Rabin: I agree that a final peace is not realizeable now and that, therefore, our alternative goal should be an end to the state of war. I have no objection to the concept of a diplomatic approach to all three countries. My problem, however is that I face serious difficulties in [Page 916] agreeing today on territorial concessions to Jordan. It is impossible for me to say in precise terms what sort of concessions on the West Bank might be acceptable in Israel. I agree, however, to the principle of an approach to all three countries.

The Secretary: There is no need for us to arrive now at a precise definition of the concessions which might be involved. The Prime Minister told me last night after the Dinitz dinner2 that he will return to Israel, have discussions with his colleagues, and within a week or so after his return he should be in a position to say how far he can go with Jordan.
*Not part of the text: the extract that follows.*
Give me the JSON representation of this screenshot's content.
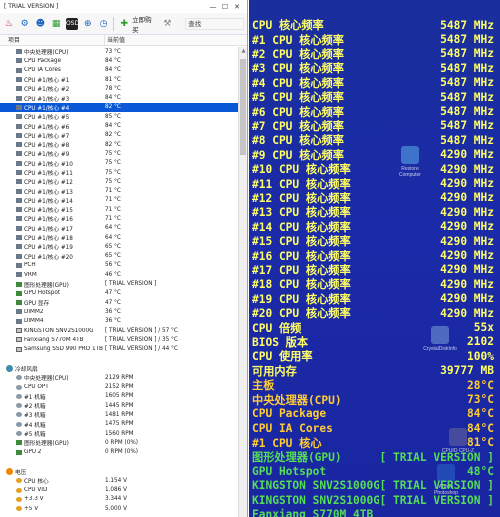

This gives us no problem. All we need agree on now is the conceptual approach; a definition of what might be involved is not now required. If we are in a position to put forward as our proposal an end to the state of war in exchange for territorial concessions to Egypt, Syria and Jordan, this would meet our requirements.

Rabin: The Secretary has accurately reflected our exchange of last evening. I would like to make clear, however, my position with regard to the West Bank in order to avoid any possible misunderstanding. I can make no commitments now with regard to territorial concessions involving the West Bank; I must first discuss the issue in Jerusalem. I would also like to point out that in my view if Syria should reject this conceptual approach the option of dealing with Egypt or Jordan alone will be much more difficult for reasons that I have already set forth.

Dinitz: I would like to add one observation to what the Prime Minister has said. If the Prime Minister is in a position to present to the Cabinet a comprehensive plan for all three countries approval would be easier. To get approval for only Jordan and Egypt would be very difficult indeed since in this case the Cabinet would regard Syria–PLO as a continuing threat.

The Secretary: We should understand that if the Jordan–Egypt option should be pursued all kinds of possibilities open up. For example, the Syrians might be separated from the Soviets. In any case, we can discuss the details of the agreed conceptual approach when we meet again on the West Coast. Mr. President, I must excuse myself now in order to proceed to the Hill where I am scheduled to be tormented by Senator Clark.

Rabin: I am also scheduled to appear on the Hill before the Senate Appropriations Committee.

The Secretary: I am sure that you will be treated better than I.

Rabin: Before leaving, Mr. President, I would like again to thank you for the list of weapons which was handed me by General Scowcroft after our first meeting. I think you should know, however, that in my [Page 917] meeting last night with the Secretary of Defense I was not able to pinpoint dates of delivery. I do hope that you will do what you can to alleviate this problem.

The President: I am sure there is no serious problem in regard to delivery dates, and Mr. Scowcroft will discuss the issue with the Defense Department.

The Secretary: Perhaps Mr. President, I can bring final information on delivery dates to the Prime Minister in Los Angeles.

  1. Source: National Archives, RG 59, Records of Henry Kissinger, 1973–77, Box 16, Nodis Memcons, January 1976, Folder 3. Secret; Nodis. Drafted by Toon. According to the President’s Daily Diary, the meeting was held in the Oval Office at the White House where Rabin and his party joined the President, Kissinger, and Scowcroft at 9:50 a.m. (Ford Library, Staff Secretary’s Office Files)
  2. No memorandum of conversation has been found.